Examples include PowerShares FTSE Rafi US 1000 UCITS ETF (PRUS), which tracks an index that uses fundamental measures such as company size, sales, cash flow and dividends to determine a stock's weight in it.

Mr Yearsley adds: "I am nervous about valuations in the US market and was considering selling my exposure recently. However, when I looked at the fund I hold - Legg Mason IF Clearbridge US Equity (GB00B8F2KD97) - it was on a price/earnings ratio (PE) of 15, in contrast to the market on a PE ratio of 21, so there is really no need to sell as I am not investing in very expensive stocks via that fund. In any market you can hold a mixture of styles of fund, and should hold different styles to achieve diversification."

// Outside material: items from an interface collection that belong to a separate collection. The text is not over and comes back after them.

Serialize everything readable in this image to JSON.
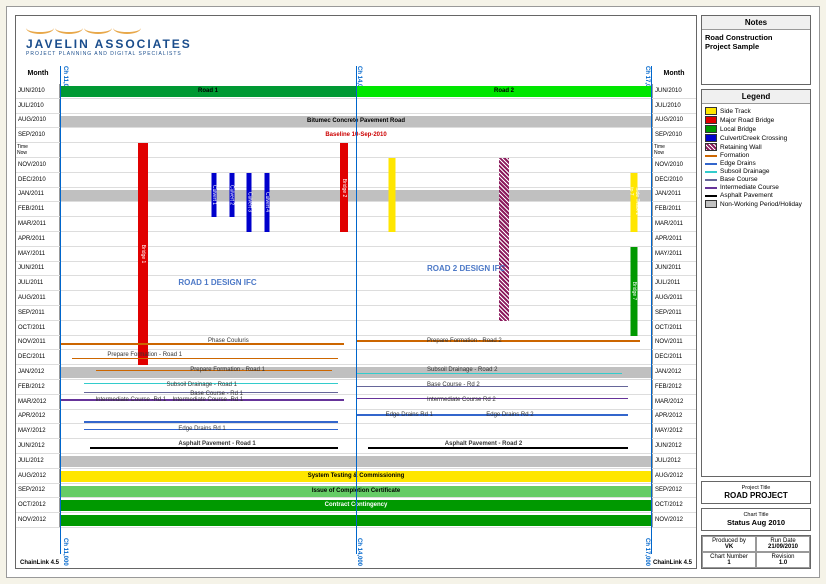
{
  "logo": {
    "name": "JAVELIN ASSOCIATES",
    "sub": "PROJECT PLANNING AND DIGITAL SPECIALISTS"
  },
  "monthHdr": "Month",
  "months": [
    "JUN/2010",
    "JUL/2010",
    "AUG/2010",
    "SEP/2010",
    "OCT/2010",
    "NOV/2010",
    "DEC/2010",
    "JAN/2011",
    "FEB/2011",
    "MAR/2011",
    "APR/2011",
    "MAY/2011",
    "JUN/2011",
    "JUL/2011",
    "AUG/2011",
    "SEP/2011",
    "OCT/2011",
    "NOV/2011",
    "DEC/2011",
    "JAN/2012",
    "FEB/2012",
    "MAR/2012",
    "APR/2012",
    "MAY/2012",
    "JUN/2012",
    "JUL/2012",
    "AUG/2012",
    "SEP/2012",
    "OCT/2012",
    "NOV/2012"
  ],
  "chainages": [
    "Ch 11,000",
    "Ch 14,000",
    "Ch 17,000"
  ],
  "chainlink": "ChainLink 4.5",
  "timeLabels": [
    "Time",
    "Now"
  ],
  "notes": {
    "hdr": "Notes",
    "lines": [
      "Road Construction",
      "Project Sample"
    ]
  },
  "legend": {
    "hdr": "Legend",
    "items": [
      {
        "t": "sw",
        "c": "#ffe600",
        "n": "Side Track"
      },
      {
        "t": "sw",
        "c": "#e00000",
        "n": "Major Road Bridge"
      },
      {
        "t": "sw",
        "c": "#009900",
        "n": "Local Bridge"
      },
      {
        "t": "sw",
        "c": "#0000cc",
        "n": "Culvert/Creek Crossing"
      },
      {
        "t": "sw",
        "c": "#8b1a5c",
        "hatch": true,
        "n": "Retaining Wall"
      },
      {
        "t": "ln",
        "c": "#cc6600",
        "n": "Formation"
      },
      {
        "t": "ln",
        "c": "#3366cc",
        "n": "Edge Drains"
      },
      {
        "t": "ln",
        "c": "#33cccc",
        "n": "Subsoil Drainage"
      },
      {
        "t": "ln",
        "c": "#666699",
        "n": "Base Course"
      },
      {
        "t": "ln",
        "c": "#663399",
        "n": "Intermediate Course"
      },
      {
        "t": "ln",
        "c": "#000",
        "n": "Asphalt Pavement"
      },
      {
        "t": "sw",
        "c": "#c0c0c0",
        "n": "Non-Working Period/Holiday"
      }
    ]
  },
  "proj": {
    "hdr": "Project Title",
    "v": "ROAD PROJECT"
  },
  "ctitle": {
    "hdr": "Chart Title",
    "v": "Status Aug 2010"
  },
  "meta": {
    "pb": "Produced by",
    "pbv": "VK",
    "rd": "Run Date",
    "rdv": "21/09/2010",
    "cn": "Chart Number",
    "cnv": "1",
    "rv": "Revision",
    "rvv": "1.0"
  },
  "labels": {
    "road1": "Road 1",
    "road2": "Road 2",
    "bitumec": "Bitumec Concrete Pavement Road",
    "baseline": "Baseline 10-Sep-2010",
    "r1ifc": "ROAD 1 DESIGN IFC",
    "r2ifc": "ROAD 2 DESIGN IFC",
    "phaseC": "Phase Couluris",
    "prepF2": "Prepare Formation - Road 2",
    "prepF1a": "Prepare Formation - Road 1",
    "prepF1b": "Prepare Formation - Road 1",
    "sd1": "Subsoil Drainage - Road 1",
    "sd2": "Subsoil Drainage - Road 2",
    "bc1": "Base Course - Rd 1",
    "bc2": "Base Course - Rd 2",
    "ic1": "Intermediate Course -Rd 1",
    "ic1b": "Intermediate Course -Rd 1",
    "ic2": "Intermediate Course Rd 2",
    "ed1": "Edge Drains Rd 1",
    "ed1b": "Edge Drains Rd 1",
    "ed2": "Edge Drains Rd 2",
    "ap1": "Asphalt Pavement - Road 1",
    "ap2": "Asphalt Pavement - Road 2",
    "syst": "System Testing & Commissioning",
    "issue": "Issue of Completion Certificate",
    "contract": "Contract Contingency",
    "bridge1": "Bridge 1",
    "bridge2": "Bridge 2",
    "bridge7": "Bridge 7",
    "culvert1": "Culvert 1",
    "culvert2": "Culvert 2",
    "culvert3": "Culvert 3",
    "culvert4": "Culvert 4",
    "sidetrack": "Side Track 1 to 7"
  },
  "chart_data": {
    "type": "gantt-location",
    "title": "Status Aug 2010",
    "time_axis": {
      "start": "2010-06",
      "end": "2012-11",
      "unit": "month"
    },
    "location_axis": {
      "start": 11000,
      "end": 17000,
      "unit": "chainage",
      "markers": [
        11000,
        14000,
        17000
      ]
    },
    "baseline_date": "2010-09-10",
    "time_now": "2010-10",
    "roads": [
      {
        "name": "Road 1",
        "ch": [
          11000,
          14000
        ]
      },
      {
        "name": "Road 2",
        "ch": [
          14000,
          17000
        ]
      }
    ],
    "non_working": [
      "2011-01",
      "2012-01",
      "2012-07"
    ],
    "design_ifc": [
      {
        "name": "ROAD 1 DESIGN IFC",
        "month": "2011-07",
        "ch": [
          11000,
          14000
        ]
      },
      {
        "name": "ROAD 2 DESIGN IFC",
        "month": "2011-06",
        "ch": [
          14000,
          17000
        ]
      }
    ],
    "spanning_tasks": [
      {
        "name": "Bitumec Concrete Pavement Road",
        "months": [
          "2010-08",
          "2010-08"
        ],
        "ch": [
          11000,
          17000
        ],
        "color": "#c0c0c0"
      },
      {
        "name": "System Testing & Commissioning",
        "months": [
          "2012-08",
          "2012-08"
        ],
        "ch": [
          11000,
          17000
        ],
        "color": "#ffe600"
      },
      {
        "name": "Issue of Completion Certificate",
        "months": [
          "2012-09",
          "2012-09"
        ],
        "ch": [
          11000,
          17000
        ],
        "color": "#66cc66"
      },
      {
        "name": "Contract Contingency",
        "months": [
          "2012-10",
          "2012-11"
        ],
        "ch": [
          11000,
          17000
        ],
        "color": "#009900"
      }
    ],
    "vertical_tasks": [
      {
        "name": "Bridge 1",
        "type": "Major Road Bridge",
        "ch": 11900,
        "months": [
          "2010-10",
          "2012-01"
        ]
      },
      {
        "name": "Culvert 1",
        "type": "Culvert/Creek Crossing",
        "ch": 12600,
        "months": [
          "2010-12",
          "2011-03"
        ]
      },
      {
        "name": "Culvert 2",
        "type": "Culvert/Creek Crossing",
        "ch": 12800,
        "months": [
          "2010-12",
          "2011-03"
        ]
      },
      {
        "name": "Culvert 3",
        "type": "Culvert/Creek Crossing",
        "ch": 13000,
        "months": [
          "2010-12",
          "2011-04"
        ]
      },
      {
        "name": "Culvert 4",
        "type": "Culvert/Creek Crossing",
        "ch": 13200,
        "months": [
          "2010-12",
          "2011-04"
        ]
      },
      {
        "name": "Bridge 2",
        "type": "Major Road Bridge",
        "ch": 13900,
        "months": [
          "2010-10",
          "2011-04"
        ]
      },
      {
        "name": "Side Track",
        "type": "Side Track",
        "ch": 14500,
        "months": [
          "2010-11",
          "2011-04"
        ]
      },
      {
        "name": "Retaining Wall",
        "type": "Retaining Wall",
        "ch": 15600,
        "months": [
          "2010-11",
          "2011-10"
        ]
      },
      {
        "name": "Side Track 1 to 7",
        "type": "Side Track",
        "ch": 16900,
        "months": [
          "2010-12",
          "2011-04"
        ]
      },
      {
        "name": "Bridge 7",
        "type": "Local Bridge",
        "ch": 16900,
        "months": [
          "2011-05",
          "2011-11"
        ]
      }
    ],
    "linear_tasks": [
      {
        "name": "Prepare Formation - Road 1",
        "type": "Formation",
        "ch": [
          11000,
          13800
        ],
        "months": [
          "2011-12",
          "2012-01"
        ]
      },
      {
        "name": "Prepare Formation - Road 2",
        "type": "Formation",
        "ch": [
          14000,
          16800
        ],
        "months": [
          "2011-11",
          "2011-11"
        ]
      },
      {
        "name": "Subsoil Drainage - Road 1",
        "type": "Subsoil Drainage",
        "ch": [
          11200,
          13800
        ],
        "months": [
          "2012-02",
          "2012-02"
        ]
      },
      {
        "name": "Subsoil Drainage - Road 2",
        "type": "Subsoil Drainage",
        "ch": [
          14000,
          16500
        ],
        "months": [
          "2012-01",
          "2012-01"
        ]
      },
      {
        "name": "Base Course - Rd 1",
        "type": "Base Course",
        "ch": [
          11200,
          13800
        ],
        "months": [
          "2012-02",
          "2012-03"
        ]
      },
      {
        "name": "Base Course - Rd 2",
        "type": "Base Course",
        "ch": [
          14000,
          16800
        ],
        "months": [
          "2012-02",
          "2012-02"
        ]
      },
      {
        "name": "Intermediate Course -Rd 1",
        "type": "Intermediate Course",
        "ch": [
          11000,
          13800
        ],
        "months": [
          "2012-03",
          "2012-03"
        ]
      },
      {
        "name": "Intermediate Course Rd 2",
        "type": "Intermediate Course",
        "ch": [
          14000,
          16800
        ],
        "months": [
          "2012-03",
          "2012-03"
        ]
      },
      {
        "name": "Edge Drains Rd 1",
        "type": "Edge Drains",
        "ch": [
          11200,
          13800
        ],
        "months": [
          "2012-04",
          "2012-05"
        ]
      },
      {
        "name": "Edge Drains Rd 2",
        "type": "Edge Drains",
        "ch": [
          14000,
          16800
        ],
        "months": [
          "2012-04",
          "2012-04"
        ]
      },
      {
        "name": "Asphalt Pavement - Road 1",
        "type": "Asphalt Pavement",
        "ch": [
          11300,
          13800
        ],
        "months": [
          "2012-06",
          "2012-06"
        ]
      },
      {
        "name": "Asphalt Pavement - Road 2",
        "type": "Asphalt Pavement",
        "ch": [
          14100,
          16800
        ],
        "months": [
          "2012-06",
          "2012-06"
        ]
      }
    ]
  }
}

Active fund managers can also take defensive measures such as holding a greater proportion of their fund in cash. Mr Hollands says a large number of fund managers in the US and UK are currently running fairly high cash weightings, including John Wood, the experienced manager of JO Hambro UK Opportunities (GB00B95HP811). At the end of May this fund had 27.9 per cent of its assets in cash.

Mr McDermott says: "If you have a low tolerance to risk you might want to invest in a more defensive equity fund or a multi-asset fund, which might fall by less than the market if it does go down. If I had new money to add to markets today I would add it to Europe, Japan, Asia and emerging market equities, rather than the US and the UK. But you need to consider your risk appetite and time horizon. If you are invested for five years and equity values are high, that poses a different set of questions and answers than if you are invested for 20 years or more. Over the long term you are likely to make money in equities."

Mr Hollands thinks you should take aggressive positions in the market when the time is right. "Be sensible, invest regularly or phase in money, and if you are convinced that markets look expensive seek out more defensive or value-style funds or a fund where the manager is holding a chunk of cash," he says.

visible-status-Standard story-url-Money_Investing in high markets_160617 .xml

By Kate Beioley ,
15 June 2017

Print this article

Advertiser reports

Register today and get...

Register today and get...
Please note terms & conditions apply